Exercise ->
Tally the lines in the records below that contain "name" and return only the result.

Data records for software interfaces:
╔══

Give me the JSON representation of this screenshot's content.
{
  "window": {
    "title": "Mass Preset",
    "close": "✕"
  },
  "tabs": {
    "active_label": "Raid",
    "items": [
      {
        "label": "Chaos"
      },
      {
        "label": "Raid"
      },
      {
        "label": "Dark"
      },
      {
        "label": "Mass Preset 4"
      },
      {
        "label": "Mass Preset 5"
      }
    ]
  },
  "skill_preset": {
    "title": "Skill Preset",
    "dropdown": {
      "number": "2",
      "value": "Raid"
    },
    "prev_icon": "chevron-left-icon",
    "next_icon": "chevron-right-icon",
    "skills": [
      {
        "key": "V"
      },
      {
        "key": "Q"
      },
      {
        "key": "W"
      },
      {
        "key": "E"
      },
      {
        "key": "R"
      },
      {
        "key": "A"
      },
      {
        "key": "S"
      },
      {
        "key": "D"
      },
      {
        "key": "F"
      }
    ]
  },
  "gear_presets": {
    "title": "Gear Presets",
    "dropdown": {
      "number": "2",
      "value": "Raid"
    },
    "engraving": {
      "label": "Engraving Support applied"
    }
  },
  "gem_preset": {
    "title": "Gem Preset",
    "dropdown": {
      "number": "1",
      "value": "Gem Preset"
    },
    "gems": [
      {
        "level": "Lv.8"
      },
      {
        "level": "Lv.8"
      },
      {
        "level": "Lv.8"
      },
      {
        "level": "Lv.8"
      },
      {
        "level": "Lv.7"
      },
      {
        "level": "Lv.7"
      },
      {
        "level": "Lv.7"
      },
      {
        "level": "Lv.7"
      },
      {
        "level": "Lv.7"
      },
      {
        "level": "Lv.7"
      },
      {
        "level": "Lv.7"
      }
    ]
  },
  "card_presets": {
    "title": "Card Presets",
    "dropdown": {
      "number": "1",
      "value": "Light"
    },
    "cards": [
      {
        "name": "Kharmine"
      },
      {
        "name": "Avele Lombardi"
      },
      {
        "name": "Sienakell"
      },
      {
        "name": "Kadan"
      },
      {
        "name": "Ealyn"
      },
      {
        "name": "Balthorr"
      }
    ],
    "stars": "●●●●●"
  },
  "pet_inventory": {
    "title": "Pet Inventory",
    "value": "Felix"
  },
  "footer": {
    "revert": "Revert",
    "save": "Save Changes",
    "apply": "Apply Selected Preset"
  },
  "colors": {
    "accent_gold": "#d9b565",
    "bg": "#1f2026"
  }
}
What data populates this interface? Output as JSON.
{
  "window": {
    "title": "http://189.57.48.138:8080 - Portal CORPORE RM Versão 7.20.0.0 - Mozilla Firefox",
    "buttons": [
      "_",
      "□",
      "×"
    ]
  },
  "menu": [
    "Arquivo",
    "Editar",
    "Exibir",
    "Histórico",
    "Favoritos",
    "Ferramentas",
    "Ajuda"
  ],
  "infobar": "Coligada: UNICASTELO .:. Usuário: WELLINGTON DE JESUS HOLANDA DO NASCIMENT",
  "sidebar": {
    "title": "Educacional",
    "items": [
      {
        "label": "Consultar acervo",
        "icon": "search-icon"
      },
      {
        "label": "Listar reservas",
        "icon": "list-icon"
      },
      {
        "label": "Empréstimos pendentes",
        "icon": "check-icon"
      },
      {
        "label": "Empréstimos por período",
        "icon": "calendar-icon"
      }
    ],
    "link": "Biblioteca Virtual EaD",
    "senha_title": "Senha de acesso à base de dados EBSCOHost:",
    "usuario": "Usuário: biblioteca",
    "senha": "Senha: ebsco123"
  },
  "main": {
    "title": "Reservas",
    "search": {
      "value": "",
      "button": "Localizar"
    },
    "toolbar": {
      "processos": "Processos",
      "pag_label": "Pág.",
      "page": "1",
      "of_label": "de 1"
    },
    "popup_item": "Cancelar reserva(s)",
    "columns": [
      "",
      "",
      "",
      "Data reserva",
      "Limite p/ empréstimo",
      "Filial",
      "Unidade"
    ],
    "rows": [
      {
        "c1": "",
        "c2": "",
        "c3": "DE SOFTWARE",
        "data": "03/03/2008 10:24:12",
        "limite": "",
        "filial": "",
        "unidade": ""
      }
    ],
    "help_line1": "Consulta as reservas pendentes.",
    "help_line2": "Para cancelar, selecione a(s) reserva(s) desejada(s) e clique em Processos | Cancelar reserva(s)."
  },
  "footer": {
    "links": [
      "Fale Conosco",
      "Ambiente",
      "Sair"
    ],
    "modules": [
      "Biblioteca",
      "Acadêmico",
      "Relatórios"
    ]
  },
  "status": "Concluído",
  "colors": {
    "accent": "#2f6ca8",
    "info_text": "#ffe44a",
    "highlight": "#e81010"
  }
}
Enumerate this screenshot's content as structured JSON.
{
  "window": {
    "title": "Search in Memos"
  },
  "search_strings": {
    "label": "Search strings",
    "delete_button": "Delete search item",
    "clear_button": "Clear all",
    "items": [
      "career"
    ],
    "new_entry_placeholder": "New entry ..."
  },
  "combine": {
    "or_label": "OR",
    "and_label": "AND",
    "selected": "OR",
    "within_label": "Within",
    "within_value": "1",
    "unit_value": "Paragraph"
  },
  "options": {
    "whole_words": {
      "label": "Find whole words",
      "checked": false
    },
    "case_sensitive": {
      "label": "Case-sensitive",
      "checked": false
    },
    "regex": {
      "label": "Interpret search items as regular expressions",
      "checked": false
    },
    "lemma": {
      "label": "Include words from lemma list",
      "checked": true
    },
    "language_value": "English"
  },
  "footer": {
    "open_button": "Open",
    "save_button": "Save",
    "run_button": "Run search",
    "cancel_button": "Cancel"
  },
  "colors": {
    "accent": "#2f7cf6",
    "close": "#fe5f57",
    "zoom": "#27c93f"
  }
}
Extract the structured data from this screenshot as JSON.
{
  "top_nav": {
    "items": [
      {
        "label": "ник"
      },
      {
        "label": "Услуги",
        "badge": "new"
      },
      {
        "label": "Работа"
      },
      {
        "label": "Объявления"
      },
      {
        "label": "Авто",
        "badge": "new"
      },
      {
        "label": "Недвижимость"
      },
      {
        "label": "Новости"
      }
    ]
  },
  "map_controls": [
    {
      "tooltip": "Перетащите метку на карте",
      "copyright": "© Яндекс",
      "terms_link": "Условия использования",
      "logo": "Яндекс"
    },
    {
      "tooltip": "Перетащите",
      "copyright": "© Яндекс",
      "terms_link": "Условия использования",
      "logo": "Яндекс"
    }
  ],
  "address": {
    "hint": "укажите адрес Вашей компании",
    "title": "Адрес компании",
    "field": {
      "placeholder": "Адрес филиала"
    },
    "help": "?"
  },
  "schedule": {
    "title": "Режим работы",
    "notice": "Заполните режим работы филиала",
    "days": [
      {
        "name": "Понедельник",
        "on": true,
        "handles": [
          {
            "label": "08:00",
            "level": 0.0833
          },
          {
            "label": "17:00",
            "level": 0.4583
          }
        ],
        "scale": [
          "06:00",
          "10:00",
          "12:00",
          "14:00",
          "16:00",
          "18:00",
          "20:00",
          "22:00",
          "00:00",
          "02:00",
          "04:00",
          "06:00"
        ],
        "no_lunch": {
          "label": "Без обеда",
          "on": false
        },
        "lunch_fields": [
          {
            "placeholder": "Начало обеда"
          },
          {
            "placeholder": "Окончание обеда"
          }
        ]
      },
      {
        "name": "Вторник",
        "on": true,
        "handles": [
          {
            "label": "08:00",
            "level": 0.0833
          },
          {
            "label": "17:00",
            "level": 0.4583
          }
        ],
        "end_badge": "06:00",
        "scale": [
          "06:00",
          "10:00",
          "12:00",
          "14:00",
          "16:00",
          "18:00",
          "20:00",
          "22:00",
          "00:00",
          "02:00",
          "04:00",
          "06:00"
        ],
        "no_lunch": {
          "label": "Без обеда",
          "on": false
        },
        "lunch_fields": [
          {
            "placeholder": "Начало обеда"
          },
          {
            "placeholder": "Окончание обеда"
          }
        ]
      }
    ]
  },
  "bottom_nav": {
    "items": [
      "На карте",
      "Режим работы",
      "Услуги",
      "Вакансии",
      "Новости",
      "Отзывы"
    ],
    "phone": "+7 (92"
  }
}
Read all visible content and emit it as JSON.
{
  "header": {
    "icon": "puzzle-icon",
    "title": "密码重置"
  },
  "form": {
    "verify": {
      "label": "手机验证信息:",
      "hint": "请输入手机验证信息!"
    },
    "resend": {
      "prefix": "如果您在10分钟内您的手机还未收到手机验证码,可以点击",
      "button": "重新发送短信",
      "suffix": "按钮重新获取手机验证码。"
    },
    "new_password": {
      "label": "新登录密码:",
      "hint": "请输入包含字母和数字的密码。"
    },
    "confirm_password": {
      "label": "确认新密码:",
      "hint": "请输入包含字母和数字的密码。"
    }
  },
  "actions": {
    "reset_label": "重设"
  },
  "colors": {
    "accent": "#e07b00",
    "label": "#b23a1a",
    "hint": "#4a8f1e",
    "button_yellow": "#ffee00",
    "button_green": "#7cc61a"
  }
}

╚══

Result of this task ->
8